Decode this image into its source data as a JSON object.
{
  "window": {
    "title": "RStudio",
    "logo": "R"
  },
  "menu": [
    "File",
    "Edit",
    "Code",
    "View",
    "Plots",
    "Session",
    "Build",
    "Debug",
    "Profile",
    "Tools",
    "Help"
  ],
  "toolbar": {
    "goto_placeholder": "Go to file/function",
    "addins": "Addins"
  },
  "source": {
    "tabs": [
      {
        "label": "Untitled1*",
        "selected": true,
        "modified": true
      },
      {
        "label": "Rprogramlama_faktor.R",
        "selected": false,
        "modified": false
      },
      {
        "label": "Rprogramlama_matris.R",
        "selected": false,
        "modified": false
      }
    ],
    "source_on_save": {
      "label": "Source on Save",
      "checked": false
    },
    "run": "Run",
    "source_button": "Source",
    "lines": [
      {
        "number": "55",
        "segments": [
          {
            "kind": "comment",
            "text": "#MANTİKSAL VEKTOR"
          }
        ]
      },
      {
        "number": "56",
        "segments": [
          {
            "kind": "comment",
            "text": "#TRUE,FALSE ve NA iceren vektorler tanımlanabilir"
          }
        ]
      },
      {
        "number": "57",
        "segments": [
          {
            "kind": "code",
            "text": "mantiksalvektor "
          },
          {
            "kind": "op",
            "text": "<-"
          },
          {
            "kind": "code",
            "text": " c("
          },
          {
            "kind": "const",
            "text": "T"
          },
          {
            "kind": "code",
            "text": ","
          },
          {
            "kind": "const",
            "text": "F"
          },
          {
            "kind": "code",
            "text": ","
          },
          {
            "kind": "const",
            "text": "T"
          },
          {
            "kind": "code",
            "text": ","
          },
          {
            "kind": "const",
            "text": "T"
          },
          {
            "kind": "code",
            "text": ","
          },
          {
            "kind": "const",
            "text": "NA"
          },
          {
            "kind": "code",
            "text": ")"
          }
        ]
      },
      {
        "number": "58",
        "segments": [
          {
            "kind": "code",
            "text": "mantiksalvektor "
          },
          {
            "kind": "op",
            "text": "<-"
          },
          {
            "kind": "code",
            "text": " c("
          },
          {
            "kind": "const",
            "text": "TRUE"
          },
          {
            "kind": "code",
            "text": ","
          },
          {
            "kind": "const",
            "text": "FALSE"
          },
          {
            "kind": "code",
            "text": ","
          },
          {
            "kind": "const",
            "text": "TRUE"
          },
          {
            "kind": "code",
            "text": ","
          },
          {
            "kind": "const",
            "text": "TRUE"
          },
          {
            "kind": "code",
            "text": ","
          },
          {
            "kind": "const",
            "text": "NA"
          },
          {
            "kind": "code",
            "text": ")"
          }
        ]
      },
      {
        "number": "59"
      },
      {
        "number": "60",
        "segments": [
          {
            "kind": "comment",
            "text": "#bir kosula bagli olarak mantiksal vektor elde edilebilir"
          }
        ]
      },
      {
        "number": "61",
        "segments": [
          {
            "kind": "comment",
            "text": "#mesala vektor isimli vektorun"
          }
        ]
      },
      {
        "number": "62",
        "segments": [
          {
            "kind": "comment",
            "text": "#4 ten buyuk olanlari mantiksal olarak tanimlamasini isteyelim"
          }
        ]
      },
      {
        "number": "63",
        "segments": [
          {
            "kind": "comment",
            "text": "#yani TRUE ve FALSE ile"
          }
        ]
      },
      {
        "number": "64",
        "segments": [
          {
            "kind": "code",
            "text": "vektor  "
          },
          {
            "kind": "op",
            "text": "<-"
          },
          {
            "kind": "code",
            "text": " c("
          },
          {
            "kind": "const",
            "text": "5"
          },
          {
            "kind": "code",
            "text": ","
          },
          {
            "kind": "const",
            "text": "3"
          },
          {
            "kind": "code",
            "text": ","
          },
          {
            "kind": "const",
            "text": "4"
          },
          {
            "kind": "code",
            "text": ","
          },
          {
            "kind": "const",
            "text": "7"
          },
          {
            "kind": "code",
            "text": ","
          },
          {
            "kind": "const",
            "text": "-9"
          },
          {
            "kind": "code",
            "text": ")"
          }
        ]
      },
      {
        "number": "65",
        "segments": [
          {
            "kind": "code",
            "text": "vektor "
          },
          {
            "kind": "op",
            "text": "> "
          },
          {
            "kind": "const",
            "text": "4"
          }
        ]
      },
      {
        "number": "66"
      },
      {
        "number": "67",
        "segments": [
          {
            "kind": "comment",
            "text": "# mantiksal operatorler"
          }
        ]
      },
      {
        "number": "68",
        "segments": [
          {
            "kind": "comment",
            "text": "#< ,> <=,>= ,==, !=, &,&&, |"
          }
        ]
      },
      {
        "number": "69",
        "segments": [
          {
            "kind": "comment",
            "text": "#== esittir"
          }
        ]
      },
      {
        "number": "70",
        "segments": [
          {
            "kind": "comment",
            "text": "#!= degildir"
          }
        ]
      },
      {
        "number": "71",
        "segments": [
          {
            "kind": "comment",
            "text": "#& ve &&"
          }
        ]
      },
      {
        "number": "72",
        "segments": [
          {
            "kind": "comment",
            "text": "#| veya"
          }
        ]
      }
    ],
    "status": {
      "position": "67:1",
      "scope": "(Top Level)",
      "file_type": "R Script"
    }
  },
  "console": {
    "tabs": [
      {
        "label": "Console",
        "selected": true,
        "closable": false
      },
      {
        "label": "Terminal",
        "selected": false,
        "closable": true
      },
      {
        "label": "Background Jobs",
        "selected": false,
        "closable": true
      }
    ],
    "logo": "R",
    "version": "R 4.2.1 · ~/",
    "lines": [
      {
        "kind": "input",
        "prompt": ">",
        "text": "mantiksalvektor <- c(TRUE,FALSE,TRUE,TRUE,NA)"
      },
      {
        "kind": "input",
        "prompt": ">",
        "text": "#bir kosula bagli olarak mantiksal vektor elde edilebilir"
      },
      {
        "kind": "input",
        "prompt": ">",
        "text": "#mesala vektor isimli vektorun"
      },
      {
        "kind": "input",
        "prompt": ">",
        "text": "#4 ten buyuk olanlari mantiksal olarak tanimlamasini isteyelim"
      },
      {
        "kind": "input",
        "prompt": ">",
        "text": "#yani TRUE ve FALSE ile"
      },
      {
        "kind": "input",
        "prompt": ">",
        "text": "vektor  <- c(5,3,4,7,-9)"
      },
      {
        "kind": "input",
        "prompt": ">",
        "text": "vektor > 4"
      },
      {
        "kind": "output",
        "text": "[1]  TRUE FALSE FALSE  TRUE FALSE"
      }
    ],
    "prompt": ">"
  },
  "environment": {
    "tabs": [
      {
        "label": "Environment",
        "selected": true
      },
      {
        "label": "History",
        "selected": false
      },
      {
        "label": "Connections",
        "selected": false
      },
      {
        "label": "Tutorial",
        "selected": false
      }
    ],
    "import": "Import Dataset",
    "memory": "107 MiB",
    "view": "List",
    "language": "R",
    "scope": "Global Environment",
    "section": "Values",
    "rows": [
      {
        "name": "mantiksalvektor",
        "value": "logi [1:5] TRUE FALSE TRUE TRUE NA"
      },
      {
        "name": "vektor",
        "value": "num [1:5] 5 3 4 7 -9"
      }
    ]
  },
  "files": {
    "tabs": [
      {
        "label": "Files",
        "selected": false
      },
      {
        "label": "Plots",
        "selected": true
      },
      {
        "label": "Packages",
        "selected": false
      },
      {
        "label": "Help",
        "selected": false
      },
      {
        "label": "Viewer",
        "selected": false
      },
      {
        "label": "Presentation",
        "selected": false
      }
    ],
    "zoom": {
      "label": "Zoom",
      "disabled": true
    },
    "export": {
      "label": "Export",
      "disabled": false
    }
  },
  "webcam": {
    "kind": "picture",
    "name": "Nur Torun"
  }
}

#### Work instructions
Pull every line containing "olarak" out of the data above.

#### Answer section
            "text": "#bir kosula bagli olarak mantiksal vektor elde edilebilir"
            "text": "#4 ten buyuk olanlari mantiksal olarak tanimlamasini isteyelim"
        "text": "#bir kosula bagli olarak mantiksal vektor elde edilebilir"
        "text": "#4 ten buyuk olanlari mantiksal olarak tanimlamasini isteyelim"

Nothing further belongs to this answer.